* PROBLEM STATEMENT *
Copy each line from the records below in which the word "PAWS" is found.

* Interface dataset entries *
+ + +

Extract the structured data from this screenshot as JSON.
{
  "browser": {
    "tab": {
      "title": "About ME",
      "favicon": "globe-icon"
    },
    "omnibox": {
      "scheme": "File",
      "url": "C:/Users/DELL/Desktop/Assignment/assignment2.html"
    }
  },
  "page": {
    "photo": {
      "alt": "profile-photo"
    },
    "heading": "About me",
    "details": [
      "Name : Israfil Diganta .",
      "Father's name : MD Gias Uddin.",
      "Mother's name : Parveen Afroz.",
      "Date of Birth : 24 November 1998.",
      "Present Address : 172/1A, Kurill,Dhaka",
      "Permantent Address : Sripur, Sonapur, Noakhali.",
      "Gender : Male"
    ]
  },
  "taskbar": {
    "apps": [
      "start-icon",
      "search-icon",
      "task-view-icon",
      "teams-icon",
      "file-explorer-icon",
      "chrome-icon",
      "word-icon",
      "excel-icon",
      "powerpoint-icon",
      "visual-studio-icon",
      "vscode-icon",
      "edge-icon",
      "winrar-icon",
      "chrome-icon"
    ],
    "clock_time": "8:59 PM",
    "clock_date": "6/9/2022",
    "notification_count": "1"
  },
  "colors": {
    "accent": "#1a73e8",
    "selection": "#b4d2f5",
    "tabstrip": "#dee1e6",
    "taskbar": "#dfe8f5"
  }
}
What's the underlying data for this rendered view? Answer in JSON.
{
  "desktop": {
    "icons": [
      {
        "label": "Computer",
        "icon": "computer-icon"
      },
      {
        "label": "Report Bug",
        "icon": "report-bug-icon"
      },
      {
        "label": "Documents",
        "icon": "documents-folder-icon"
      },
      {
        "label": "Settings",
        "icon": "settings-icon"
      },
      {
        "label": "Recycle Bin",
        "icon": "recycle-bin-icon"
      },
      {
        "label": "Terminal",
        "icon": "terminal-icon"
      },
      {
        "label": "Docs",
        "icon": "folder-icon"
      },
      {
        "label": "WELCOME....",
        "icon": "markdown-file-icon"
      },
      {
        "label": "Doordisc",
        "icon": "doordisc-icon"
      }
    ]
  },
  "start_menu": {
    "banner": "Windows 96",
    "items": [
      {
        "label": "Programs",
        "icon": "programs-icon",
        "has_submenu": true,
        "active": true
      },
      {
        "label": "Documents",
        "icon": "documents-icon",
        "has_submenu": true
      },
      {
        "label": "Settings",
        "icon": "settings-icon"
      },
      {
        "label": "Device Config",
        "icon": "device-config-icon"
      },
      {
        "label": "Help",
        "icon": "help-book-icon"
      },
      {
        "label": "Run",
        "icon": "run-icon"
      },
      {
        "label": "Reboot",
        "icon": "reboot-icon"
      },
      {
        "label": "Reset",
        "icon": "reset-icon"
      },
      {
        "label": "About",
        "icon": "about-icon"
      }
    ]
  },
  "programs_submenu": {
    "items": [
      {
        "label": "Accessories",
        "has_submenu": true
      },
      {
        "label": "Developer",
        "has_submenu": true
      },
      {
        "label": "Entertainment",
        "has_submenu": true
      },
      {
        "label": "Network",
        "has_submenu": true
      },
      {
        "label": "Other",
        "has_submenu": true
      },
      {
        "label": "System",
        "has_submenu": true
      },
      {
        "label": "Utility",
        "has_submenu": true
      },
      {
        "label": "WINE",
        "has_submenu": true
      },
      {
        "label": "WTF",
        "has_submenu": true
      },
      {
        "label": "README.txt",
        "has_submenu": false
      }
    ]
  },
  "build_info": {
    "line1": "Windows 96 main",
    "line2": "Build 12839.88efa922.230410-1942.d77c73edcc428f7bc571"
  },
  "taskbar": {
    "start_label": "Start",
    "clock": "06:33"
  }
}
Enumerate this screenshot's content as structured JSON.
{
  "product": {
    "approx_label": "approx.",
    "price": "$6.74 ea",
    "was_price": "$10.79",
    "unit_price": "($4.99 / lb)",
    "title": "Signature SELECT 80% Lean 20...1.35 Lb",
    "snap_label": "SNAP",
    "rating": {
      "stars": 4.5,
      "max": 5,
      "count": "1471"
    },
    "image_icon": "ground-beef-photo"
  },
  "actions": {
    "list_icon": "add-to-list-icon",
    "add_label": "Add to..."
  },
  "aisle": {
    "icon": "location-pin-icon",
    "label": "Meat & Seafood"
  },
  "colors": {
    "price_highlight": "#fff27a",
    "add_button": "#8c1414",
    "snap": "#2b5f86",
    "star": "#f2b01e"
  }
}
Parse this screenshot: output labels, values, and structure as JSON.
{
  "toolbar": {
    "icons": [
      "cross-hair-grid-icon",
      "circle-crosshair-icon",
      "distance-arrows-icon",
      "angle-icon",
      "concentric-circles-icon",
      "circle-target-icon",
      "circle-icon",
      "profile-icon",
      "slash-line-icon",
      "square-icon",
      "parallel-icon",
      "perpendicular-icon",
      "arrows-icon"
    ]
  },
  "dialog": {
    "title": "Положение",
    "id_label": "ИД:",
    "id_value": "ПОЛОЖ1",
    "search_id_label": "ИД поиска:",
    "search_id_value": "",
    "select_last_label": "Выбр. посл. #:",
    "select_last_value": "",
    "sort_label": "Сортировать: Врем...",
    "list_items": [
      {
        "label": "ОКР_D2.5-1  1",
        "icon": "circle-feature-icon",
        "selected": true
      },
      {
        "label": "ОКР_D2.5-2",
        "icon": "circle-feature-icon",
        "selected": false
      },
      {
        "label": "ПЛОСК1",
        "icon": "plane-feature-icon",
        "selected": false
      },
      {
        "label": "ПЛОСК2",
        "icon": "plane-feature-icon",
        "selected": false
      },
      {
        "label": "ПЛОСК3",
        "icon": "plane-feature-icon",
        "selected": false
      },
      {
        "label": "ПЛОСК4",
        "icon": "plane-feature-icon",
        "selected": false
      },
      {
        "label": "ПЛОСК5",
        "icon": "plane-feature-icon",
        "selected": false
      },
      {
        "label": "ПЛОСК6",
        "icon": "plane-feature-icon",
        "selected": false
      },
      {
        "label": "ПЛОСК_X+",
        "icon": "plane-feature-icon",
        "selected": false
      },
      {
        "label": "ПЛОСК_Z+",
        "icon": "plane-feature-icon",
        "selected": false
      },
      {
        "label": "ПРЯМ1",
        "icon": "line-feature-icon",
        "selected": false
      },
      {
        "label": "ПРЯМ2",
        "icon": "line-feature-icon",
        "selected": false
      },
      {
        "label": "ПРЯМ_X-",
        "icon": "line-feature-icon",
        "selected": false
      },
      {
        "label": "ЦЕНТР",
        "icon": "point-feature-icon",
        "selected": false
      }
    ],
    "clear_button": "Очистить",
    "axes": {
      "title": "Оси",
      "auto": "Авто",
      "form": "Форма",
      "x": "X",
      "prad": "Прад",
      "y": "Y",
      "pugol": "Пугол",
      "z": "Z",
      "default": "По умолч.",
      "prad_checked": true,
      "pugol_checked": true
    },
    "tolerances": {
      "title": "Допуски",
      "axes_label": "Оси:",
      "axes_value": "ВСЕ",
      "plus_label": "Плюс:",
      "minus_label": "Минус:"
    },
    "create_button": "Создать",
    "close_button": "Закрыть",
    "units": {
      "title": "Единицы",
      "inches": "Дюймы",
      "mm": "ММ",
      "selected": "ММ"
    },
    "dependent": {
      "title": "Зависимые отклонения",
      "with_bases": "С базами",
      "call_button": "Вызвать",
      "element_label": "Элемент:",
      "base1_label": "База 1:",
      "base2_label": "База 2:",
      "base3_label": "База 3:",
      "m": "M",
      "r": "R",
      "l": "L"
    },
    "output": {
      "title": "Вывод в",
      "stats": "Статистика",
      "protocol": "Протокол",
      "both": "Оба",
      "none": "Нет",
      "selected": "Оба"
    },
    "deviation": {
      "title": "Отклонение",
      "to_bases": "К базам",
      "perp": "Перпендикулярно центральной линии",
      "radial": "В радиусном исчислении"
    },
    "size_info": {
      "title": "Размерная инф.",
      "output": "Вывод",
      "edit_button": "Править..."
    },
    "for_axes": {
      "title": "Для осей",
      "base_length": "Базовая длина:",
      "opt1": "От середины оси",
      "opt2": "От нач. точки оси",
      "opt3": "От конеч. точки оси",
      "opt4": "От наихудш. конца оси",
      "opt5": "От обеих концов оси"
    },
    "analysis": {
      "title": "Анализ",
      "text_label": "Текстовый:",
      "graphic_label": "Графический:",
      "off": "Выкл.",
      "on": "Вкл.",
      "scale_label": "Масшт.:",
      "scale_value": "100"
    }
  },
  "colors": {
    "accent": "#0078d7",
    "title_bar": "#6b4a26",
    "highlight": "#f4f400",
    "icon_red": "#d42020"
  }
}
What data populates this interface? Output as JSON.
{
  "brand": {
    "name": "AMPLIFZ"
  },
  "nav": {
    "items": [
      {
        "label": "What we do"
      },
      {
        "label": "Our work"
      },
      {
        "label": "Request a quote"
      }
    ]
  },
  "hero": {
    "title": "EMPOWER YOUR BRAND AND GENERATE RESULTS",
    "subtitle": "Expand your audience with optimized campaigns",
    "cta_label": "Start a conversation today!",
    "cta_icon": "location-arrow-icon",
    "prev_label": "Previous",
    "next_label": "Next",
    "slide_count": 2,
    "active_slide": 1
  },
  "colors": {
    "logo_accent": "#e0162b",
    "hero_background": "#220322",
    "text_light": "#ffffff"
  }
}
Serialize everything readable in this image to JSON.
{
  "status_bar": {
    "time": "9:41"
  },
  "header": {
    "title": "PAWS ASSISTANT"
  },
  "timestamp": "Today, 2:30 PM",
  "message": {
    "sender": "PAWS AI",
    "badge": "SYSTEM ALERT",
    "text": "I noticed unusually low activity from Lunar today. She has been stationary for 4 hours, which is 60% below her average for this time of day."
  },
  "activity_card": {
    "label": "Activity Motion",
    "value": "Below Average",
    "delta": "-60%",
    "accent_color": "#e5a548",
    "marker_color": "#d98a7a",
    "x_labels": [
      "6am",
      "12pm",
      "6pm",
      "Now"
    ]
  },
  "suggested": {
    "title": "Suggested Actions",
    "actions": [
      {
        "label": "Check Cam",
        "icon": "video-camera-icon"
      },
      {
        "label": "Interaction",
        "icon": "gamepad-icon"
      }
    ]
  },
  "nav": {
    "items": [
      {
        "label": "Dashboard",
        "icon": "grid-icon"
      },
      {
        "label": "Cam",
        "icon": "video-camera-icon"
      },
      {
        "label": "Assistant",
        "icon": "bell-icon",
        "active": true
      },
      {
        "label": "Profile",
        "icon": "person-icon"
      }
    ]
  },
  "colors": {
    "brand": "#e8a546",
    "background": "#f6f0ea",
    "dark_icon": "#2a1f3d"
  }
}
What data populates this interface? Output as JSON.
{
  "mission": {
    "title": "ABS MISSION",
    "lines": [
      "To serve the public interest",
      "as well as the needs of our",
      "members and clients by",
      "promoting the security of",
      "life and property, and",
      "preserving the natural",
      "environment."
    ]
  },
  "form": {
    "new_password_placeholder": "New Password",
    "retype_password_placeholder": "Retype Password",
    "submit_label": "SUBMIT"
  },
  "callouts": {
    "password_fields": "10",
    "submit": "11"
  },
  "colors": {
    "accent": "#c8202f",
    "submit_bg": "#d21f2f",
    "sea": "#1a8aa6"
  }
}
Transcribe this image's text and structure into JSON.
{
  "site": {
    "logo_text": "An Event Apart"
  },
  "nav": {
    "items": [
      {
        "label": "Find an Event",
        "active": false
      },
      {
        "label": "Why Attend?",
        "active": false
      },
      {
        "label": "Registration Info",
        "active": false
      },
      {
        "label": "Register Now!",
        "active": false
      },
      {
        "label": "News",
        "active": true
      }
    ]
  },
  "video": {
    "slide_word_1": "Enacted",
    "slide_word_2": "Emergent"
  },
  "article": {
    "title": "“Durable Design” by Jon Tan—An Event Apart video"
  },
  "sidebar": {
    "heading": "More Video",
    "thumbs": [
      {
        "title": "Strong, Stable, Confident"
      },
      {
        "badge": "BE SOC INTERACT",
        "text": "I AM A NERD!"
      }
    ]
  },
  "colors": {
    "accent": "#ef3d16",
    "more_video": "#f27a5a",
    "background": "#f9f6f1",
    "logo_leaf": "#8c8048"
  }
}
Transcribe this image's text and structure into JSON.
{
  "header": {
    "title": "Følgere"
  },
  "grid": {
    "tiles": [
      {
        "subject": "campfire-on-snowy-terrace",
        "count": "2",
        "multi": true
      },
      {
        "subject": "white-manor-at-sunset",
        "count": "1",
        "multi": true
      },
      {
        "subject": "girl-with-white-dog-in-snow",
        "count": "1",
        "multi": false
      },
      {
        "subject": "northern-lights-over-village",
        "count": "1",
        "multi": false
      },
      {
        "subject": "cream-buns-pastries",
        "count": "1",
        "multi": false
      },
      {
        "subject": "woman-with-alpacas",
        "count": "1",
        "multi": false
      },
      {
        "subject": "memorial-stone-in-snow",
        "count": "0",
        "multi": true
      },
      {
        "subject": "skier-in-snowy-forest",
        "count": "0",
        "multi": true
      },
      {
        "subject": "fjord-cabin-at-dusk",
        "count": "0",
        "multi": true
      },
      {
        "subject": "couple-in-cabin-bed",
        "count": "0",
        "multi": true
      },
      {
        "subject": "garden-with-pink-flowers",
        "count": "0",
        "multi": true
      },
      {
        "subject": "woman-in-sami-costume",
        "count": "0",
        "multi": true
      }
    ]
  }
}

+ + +

* THE COMPLETED TASK *
    "title": "PAWS ASSISTANT"
    "sender": "PAWS AI",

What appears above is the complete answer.